- **What you will do**
Filter the records for "chevron" and keep each line that has it.

(Stored data)

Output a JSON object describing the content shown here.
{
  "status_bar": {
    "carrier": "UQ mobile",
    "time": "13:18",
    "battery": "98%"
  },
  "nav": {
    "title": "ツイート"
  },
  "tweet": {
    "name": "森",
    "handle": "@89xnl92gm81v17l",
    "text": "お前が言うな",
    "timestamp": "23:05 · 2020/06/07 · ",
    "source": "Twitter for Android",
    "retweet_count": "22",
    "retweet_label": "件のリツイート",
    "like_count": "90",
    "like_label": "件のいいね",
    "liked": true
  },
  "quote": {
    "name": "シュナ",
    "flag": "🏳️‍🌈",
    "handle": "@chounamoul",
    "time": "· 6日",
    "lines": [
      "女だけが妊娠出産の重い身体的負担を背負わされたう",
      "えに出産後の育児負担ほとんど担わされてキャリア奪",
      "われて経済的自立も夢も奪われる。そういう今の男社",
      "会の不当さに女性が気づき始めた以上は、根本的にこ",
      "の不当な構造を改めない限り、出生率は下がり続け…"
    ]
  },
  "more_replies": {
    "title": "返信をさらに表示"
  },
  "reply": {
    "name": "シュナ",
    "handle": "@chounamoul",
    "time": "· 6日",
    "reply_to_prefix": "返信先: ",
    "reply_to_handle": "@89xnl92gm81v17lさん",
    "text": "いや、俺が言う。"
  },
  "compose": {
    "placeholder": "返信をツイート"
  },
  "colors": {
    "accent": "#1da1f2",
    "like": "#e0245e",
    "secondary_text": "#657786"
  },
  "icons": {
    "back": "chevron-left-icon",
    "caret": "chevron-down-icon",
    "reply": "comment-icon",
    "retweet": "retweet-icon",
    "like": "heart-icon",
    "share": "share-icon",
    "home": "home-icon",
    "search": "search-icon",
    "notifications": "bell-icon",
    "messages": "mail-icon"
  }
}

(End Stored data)

- **Expected output**
    "back": "chevron-left-icon",
    "caret": "chevron-down-icon",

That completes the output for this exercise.